Bengal parliamentary affairs minister Shovandeb Chattopadhyay fails to remember the last time his salary as a member of the state Legislative Assembly was hiked. As a minister-in-charge of two departments – agriculture and parliamentary affairs – Chattopadhyay, an MLA for 32 years, draws a monthly pay of Rs 22,000 besides perks, half of which (Rs 11,000) is taxable. Ironically, Chattopadhyay finds himself among the highest pay brackets of the House with only chief minister Mamata Banerjee drawing a consolidated higher pay of Rs 27,001 per month, only Rs 5000 more than the senior-most minister in her cabinet.
For ordinary MLAs, not holding offices, the taxable pay is currently fixed at Rs 10,000 a month and another Rs 12,000 under various non taxable allowance heads, according to the state Assembly’s compendium of member facilities last amended in September 2019. While ministers receive an additional Daily/Sitting Allowance of Rs 3000 for the average 45 days the Assembly remains in session each year and for attending standing committee meetings, the corresponding figure for ordinary legislators is Rs 2000.

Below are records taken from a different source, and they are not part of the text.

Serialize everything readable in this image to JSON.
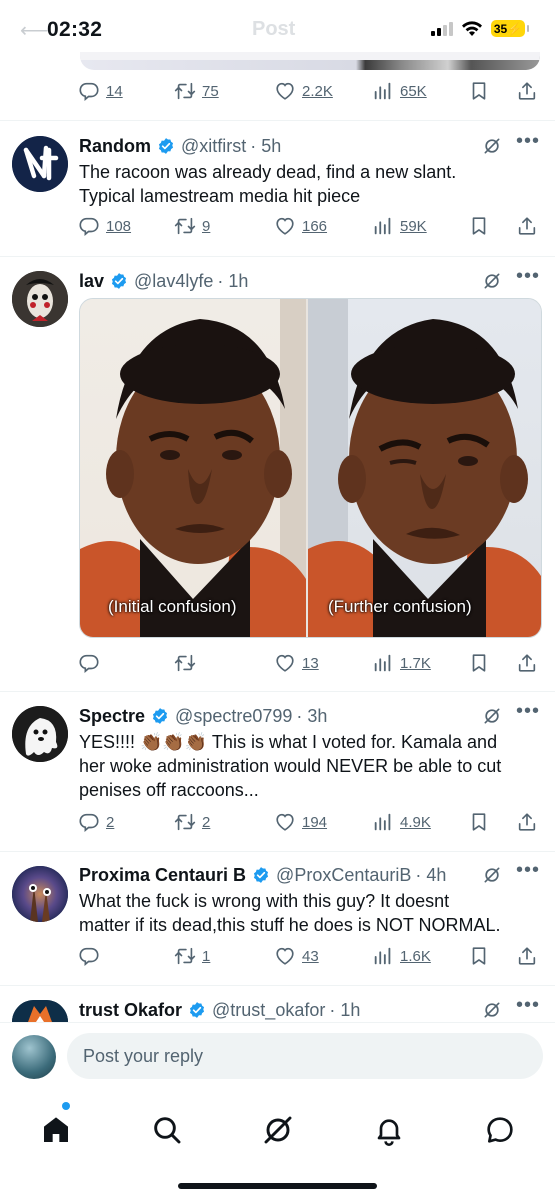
{
  "status": {
    "time": "02:32",
    "battery": "35",
    "ghost_title": "Post"
  },
  "top_actions": {
    "replies": "14",
    "reposts": "75",
    "likes": "2.2K",
    "views": "65K"
  },
  "tweets": [
    {
      "name": "Random",
      "handle": "@xitfirst",
      "time": "· 5h",
      "lines": [
        "The racoon was already dead, find a new slant.",
        "Typical lamestream media hit piece"
      ],
      "replies": "108",
      "reposts": "9",
      "likes": "166",
      "views": "59K"
    },
    {
      "name": "lav",
      "handle": "@lav4lyfe",
      "time": "· 1h",
      "lines": [],
      "meme": {
        "left_caption": "(Initial confusion)",
        "right_caption": "(Further confusion)"
      },
      "replies": "",
      "reposts": "",
      "likes": "13",
      "views": "1.7K"
    },
    {
      "name": "Spectre",
      "handle": "@spectre0799",
      "time": "· 3h",
      "lines": [
        "YES!!!! 👏🏾👏🏾👏🏾 This is what I voted for. Kamala and",
        "her woke administration would NEVER be able to cut",
        "penises off raccoons..."
      ],
      "replies": "2",
      "reposts": "2",
      "likes": "194",
      "views": "4.9K"
    },
    {
      "name": "Proxima Centauri B",
      "handle": "@ProxCentauriB",
      "time": "· 4h",
      "lines": [
        "What the fuck is wrong with this guy? It doesnt",
        "matter if its dead,this stuff he does is NOT NORMAL."
      ],
      "replies": "",
      "reposts": "1",
      "likes": "43",
      "views": "1.6K"
    },
    {
      "name": "trust Okafor",
      "handle": "@trust_okafor",
      "time": "· 1h",
      "lines": []
    }
  ],
  "reply": {
    "placeholder": "Post your reply"
  },
  "nav": [
    "home-icon",
    "search-icon",
    "grok-icon",
    "notifications-icon",
    "messages-icon"
  ],
  "colors": {
    "verified": "#1d9bf0",
    "muted": "#536471",
    "battery": "#ffd60a"
  }
}
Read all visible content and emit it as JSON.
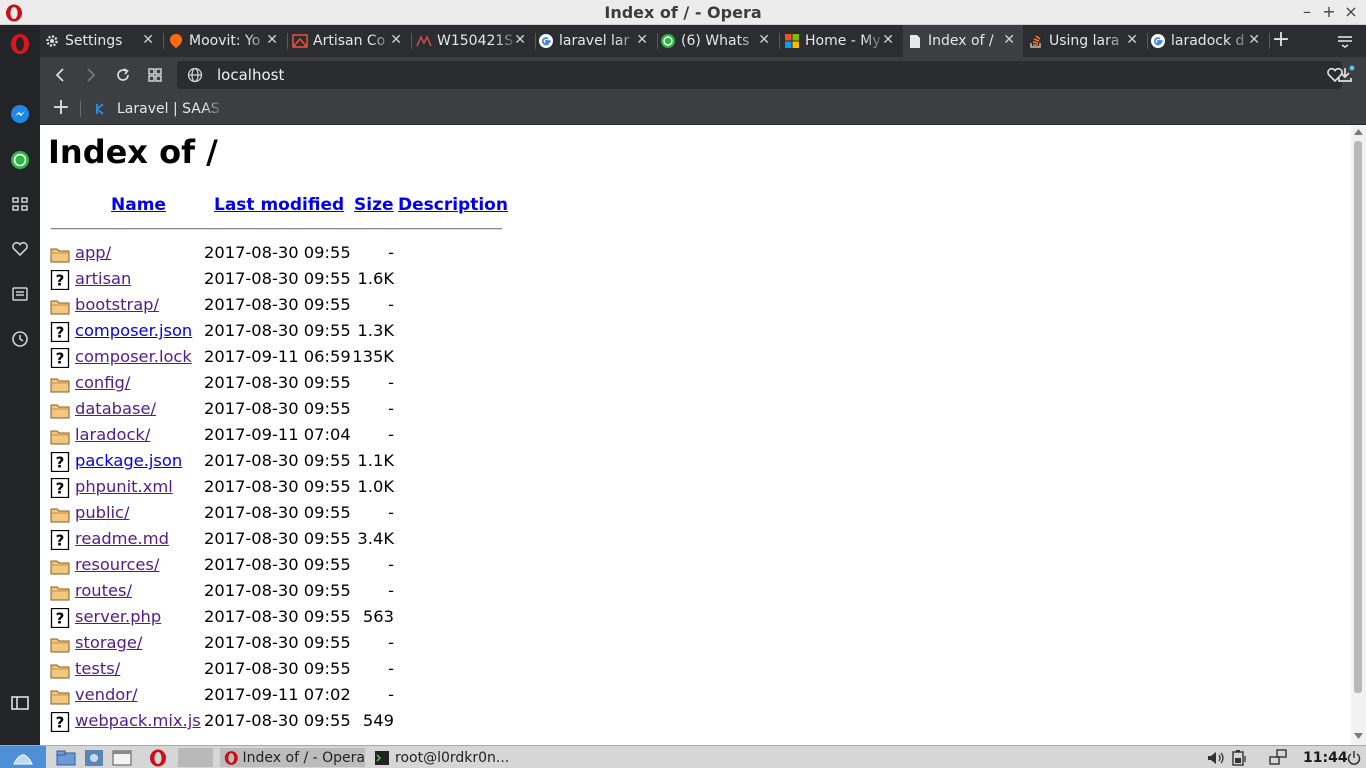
{
  "window": {
    "title": "Index of / - Opera",
    "minimize": "–",
    "maximize": "+",
    "close": "×"
  },
  "tabs": [
    {
      "label": "Settings",
      "icon": "gear-icon"
    },
    {
      "label": "Moovit: Yo",
      "icon": "moovit-icon"
    },
    {
      "label": "Artisan Co",
      "icon": "laravel-icon"
    },
    {
      "label": "W150421S",
      "icon": "generic-icon"
    },
    {
      "label": "laravel lar",
      "icon": "google-icon"
    },
    {
      "label": "(6) Whats",
      "icon": "whatsapp-icon"
    },
    {
      "label": "Home - My",
      "icon": "microsoft-icon"
    },
    {
      "label": "Index of /",
      "icon": "page-icon",
      "active": true
    },
    {
      "label": "Using lara",
      "icon": "stackoverflow-icon"
    },
    {
      "label": "laradock d",
      "icon": "google-icon"
    }
  ],
  "address_bar": {
    "url": "localhost"
  },
  "bookmarks": [
    {
      "label": "Laravel | SAAS U"
    }
  ],
  "listing": {
    "title": "Index of /",
    "columns": {
      "name": "Name",
      "last_modified": "Last modified",
      "size": "Size",
      "description": "Description"
    },
    "rows": [
      {
        "name": "app/",
        "date": "2017-08-30 09:55",
        "size": "-",
        "type": "folder",
        "visited": true
      },
      {
        "name": "artisan",
        "date": "2017-08-30 09:55",
        "size": "1.6K",
        "type": "file",
        "visited": true
      },
      {
        "name": "bootstrap/",
        "date": "2017-08-30 09:55",
        "size": "-",
        "type": "folder",
        "visited": true
      },
      {
        "name": "composer.json",
        "date": "2017-08-30 09:55",
        "size": "1.3K",
        "type": "file",
        "visited": false
      },
      {
        "name": "composer.lock",
        "date": "2017-09-11 06:59",
        "size": "135K",
        "type": "file",
        "visited": true
      },
      {
        "name": "config/",
        "date": "2017-08-30 09:55",
        "size": "-",
        "type": "folder",
        "visited": true
      },
      {
        "name": "database/",
        "date": "2017-08-30 09:55",
        "size": "-",
        "type": "folder",
        "visited": true
      },
      {
        "name": "laradock/",
        "date": "2017-09-11 07:04",
        "size": "-",
        "type": "folder",
        "visited": true
      },
      {
        "name": "package.json",
        "date": "2017-08-30 09:55",
        "size": "1.1K",
        "type": "file",
        "visited": false
      },
      {
        "name": "phpunit.xml",
        "date": "2017-08-30 09:55",
        "size": "1.0K",
        "type": "file",
        "visited": true
      },
      {
        "name": "public/",
        "date": "2017-08-30 09:55",
        "size": "-",
        "type": "folder",
        "visited": true
      },
      {
        "name": "readme.md",
        "date": "2017-08-30 09:55",
        "size": "3.4K",
        "type": "file",
        "visited": true
      },
      {
        "name": "resources/",
        "date": "2017-08-30 09:55",
        "size": "-",
        "type": "folder",
        "visited": true
      },
      {
        "name": "routes/",
        "date": "2017-08-30 09:55",
        "size": "-",
        "type": "folder",
        "visited": true
      },
      {
        "name": "server.php",
        "date": "2017-08-30 09:55",
        "size": "563",
        "type": "file",
        "visited": true
      },
      {
        "name": "storage/",
        "date": "2017-08-30 09:55",
        "size": "-",
        "type": "folder",
        "visited": true
      },
      {
        "name": "tests/",
        "date": "2017-08-30 09:55",
        "size": "-",
        "type": "folder",
        "visited": true
      },
      {
        "name": "vendor/",
        "date": "2017-09-11 07:02",
        "size": "-",
        "type": "folder",
        "visited": true
      },
      {
        "name": "webpack.mix.js",
        "date": "2017-08-30 09:55",
        "size": "549",
        "type": "file",
        "visited": true
      }
    ]
  },
  "taskbar": {
    "items": [
      {
        "label": "Index of / - Opera"
      },
      {
        "label": "root@l0rdkr0n..."
      }
    ],
    "clock": "11:44"
  },
  "colors": {
    "link_visited": "#551a8b",
    "link": "#0000ee",
    "opera_red": "#cc0f16"
  }
}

Chattopadhyay says it's high time that Bengal legislators did something to erase the dubious distinction of remaining among the three lowest salary-getting states of the country, the other two being Kerala and Tripura. Compare Bengal’s figures to the emolument fixed for MLAs in neighbouring Jharkhand, a state which tops the list of highest salary getting MLAs in India, at Rs 2.9 lakhs per month and it seems Chattopadhyay has a point.
While most states in India have restricted the taxable component in MLA pay packets to Rs 55,000 or less in accordance with the respective local laws, almost all of them have provisions for additional allowance benefits under multiple heads like constituency allowance, secretarial allowance, medical allowance and so on taking the consolidated pay packet for legislators to sometimes as high as five times the basic figure. While eight states in India offer salaries upwards of Rs 2 lakh a month, five states in the country have monthly salaries lower than Rs 1 lakh. Delhi, which hiked MLA salaries by 67 percent last year, continues to remain in the latter bracket.
It’s under considerations like these that the Bengal parliamentary affairs minister introduced The Bengal Legislative Assembly (Members’ Emoluments) Amendment Bill, 2023 in the House which proposes an across-the-board hike in monthly pay by Rs 40,000 which would purportedly elevate the lawmakers’ salaries to the ‘more respectable’ position of 12th lowest in the country from the current third lowest. The Bill, which is being fiercely opposed by the opposition BJP, was supposed to be tabled for discussion in a special one-day session of the Assembly on October 16 but had to be put off for want of Governor CV Ananda Bose’s mandatory consent. With Bose now having released the Bill, it is now likely to be tabled on or after December 4 when the House assembles next for the winter session.
It’s worth reiterating that this is the first time that Mamata Banerjee has proposed a hike in salaries of her colleagues in Assembly and cabinet ever since her ascent to power in the state 12 years ago.
It’s also pertinent to mention on the other hand that additional perks of Bengal ministers include a government vehicle with a driver and fuel capped at 15 litres a day. While ordinary MLAs have no entitlement to government cars, they share with ministers travel allowances by road (Rs 5 per kilometer for the first 100 kilometers daily and Rs 3 per kilometer thereafter), rail (half of AC 2 tier fare) and air (full reimbursement of fare for self and one-fourth for attendant).
Former MLAs in Bengal are currently entitled to pensions of Rs 8,000 per month for a single term or a part thereof in the Assembly with an additional monthly Rs 500 for every additional year of membership, capped at Rs 12,000 a month. Spouses of deceased pensioners are entitled to 50 percent of last drawn pension or Rs 3,000 per month, whichever is higher. The sum, Assembly sources claimed, was also among the lowest in the country.
“BJP MLAs are not interested in salary hikes,” said Suvendu Adhikari, Leader of Opposition, earlier this week when he grudgingly landed up at the Assembly at the government’s call for a one-day special session in the midst of Puja festivities but all geared up to oppose the Bill for the eventuality of it getting tabled. “The government should instead concentrate on clearing pending DA of state government employees. The focus should be on filling up vacant positions in various state departments. The government allocates an annual Rs 60 lakhs for MLA Local Area Development fund which is a pittance given the spread of constituencies and population each MLA has to cater to. The MLA LAD figure for the Jharkhand government is Rs 8-9 crores a year. The state must first think of enhancing the LAD corpus before thinking of hiking our pay,” Adhikari lashed out.
“Why is Adhikari silent about the pay packets of MLAs in the BJP-ruled states of this country which are considerably higher?” Chattopadhyay asked in response. “The BJP advocates one-nation-one-policy for every political issue they raise. Why doesn’t the Centre consider implementation of a uniform pay structure for MLAs across the country?” the veteran leader emphasized.